■ Exercise instructions: Before answering, work out how many lines below contain the string "name"; the reply is that number alone.
────────────────────────────────────────
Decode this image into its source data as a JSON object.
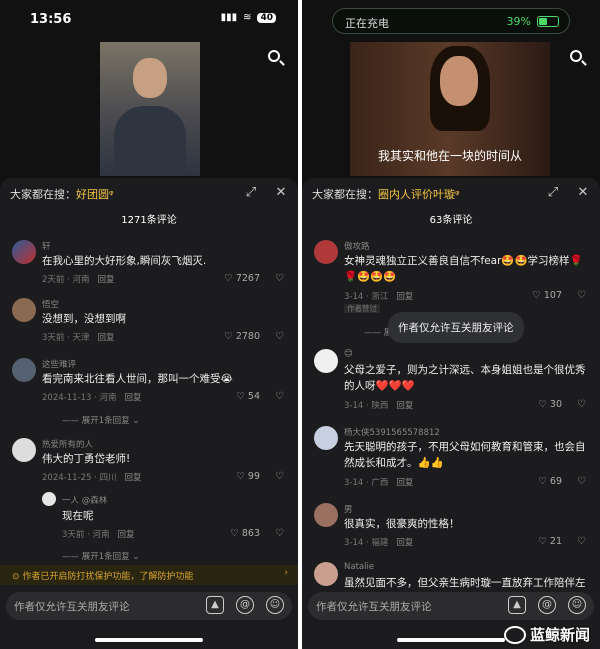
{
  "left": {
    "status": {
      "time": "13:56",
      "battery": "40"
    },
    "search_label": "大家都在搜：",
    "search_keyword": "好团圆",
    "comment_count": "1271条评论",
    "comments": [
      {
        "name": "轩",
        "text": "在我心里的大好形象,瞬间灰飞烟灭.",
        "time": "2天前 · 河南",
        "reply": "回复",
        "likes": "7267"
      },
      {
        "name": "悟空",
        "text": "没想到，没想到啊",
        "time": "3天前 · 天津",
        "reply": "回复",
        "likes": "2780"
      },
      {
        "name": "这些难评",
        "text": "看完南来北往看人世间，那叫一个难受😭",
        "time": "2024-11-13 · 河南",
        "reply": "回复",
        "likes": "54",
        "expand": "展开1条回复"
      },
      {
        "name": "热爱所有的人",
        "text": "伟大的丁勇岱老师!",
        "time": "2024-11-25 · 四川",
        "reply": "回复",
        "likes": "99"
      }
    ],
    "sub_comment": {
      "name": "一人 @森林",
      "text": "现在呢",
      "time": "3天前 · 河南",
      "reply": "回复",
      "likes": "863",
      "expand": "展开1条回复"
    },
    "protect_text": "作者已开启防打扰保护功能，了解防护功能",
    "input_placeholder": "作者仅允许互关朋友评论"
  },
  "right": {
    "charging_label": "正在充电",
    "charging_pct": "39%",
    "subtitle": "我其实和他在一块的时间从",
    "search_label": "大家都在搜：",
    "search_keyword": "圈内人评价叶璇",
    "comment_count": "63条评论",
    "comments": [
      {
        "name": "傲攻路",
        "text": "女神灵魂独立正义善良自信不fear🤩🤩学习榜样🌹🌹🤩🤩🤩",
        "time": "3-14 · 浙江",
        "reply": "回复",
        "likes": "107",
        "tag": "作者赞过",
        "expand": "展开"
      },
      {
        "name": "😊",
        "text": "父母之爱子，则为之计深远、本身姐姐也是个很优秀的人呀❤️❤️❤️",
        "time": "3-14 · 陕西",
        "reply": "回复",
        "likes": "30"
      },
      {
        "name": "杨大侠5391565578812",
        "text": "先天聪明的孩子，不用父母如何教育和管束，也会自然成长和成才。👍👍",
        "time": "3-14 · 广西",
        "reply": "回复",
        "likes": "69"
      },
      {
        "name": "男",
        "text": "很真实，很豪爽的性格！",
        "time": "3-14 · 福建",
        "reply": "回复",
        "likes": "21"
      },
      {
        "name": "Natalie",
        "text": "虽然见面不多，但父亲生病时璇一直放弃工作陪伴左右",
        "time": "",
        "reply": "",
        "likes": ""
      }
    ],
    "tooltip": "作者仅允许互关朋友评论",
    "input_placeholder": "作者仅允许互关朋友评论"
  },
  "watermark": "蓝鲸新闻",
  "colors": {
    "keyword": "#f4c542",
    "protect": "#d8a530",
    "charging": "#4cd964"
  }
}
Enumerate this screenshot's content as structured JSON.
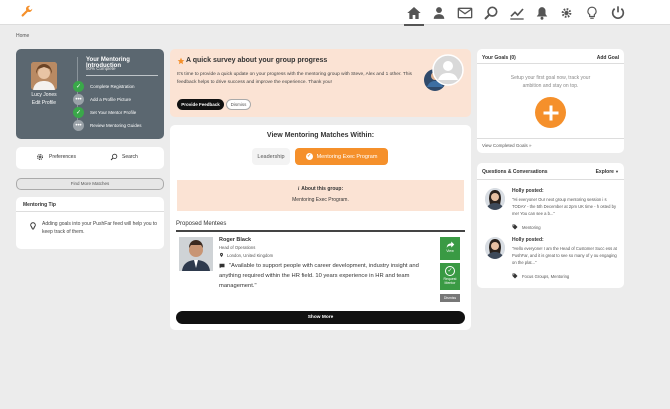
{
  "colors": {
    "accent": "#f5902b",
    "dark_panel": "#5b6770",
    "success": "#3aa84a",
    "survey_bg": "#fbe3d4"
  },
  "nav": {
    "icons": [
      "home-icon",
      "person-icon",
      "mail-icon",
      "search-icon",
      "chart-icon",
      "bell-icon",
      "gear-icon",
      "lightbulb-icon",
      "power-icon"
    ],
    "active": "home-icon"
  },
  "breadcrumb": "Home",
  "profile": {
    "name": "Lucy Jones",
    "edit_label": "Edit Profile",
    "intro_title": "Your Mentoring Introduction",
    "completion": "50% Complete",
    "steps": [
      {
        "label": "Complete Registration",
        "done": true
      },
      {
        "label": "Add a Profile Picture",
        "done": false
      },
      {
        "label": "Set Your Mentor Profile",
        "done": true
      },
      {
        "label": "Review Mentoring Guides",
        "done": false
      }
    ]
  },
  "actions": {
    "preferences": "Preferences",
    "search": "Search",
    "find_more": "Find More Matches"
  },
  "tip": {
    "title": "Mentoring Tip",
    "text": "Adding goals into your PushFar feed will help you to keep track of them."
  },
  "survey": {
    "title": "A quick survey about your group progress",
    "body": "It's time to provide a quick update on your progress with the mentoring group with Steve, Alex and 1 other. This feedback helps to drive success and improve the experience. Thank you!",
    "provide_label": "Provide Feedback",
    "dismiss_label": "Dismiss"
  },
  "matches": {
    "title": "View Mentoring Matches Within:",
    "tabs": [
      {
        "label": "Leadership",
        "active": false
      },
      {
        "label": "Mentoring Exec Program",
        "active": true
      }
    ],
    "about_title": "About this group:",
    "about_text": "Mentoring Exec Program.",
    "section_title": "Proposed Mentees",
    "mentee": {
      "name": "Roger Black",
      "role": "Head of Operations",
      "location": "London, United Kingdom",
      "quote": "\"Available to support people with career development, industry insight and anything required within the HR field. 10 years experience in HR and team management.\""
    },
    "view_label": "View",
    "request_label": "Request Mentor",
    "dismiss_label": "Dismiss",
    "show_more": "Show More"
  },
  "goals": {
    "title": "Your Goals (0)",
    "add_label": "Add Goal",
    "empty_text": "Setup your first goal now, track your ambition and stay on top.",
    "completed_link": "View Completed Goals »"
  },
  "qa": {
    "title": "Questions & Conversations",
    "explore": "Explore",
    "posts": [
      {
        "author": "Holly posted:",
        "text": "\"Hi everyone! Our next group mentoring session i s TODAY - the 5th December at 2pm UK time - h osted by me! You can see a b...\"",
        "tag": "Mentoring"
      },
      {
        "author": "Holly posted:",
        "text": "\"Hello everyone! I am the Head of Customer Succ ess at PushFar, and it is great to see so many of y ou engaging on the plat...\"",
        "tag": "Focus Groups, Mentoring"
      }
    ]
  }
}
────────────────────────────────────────
■ Answer section: 12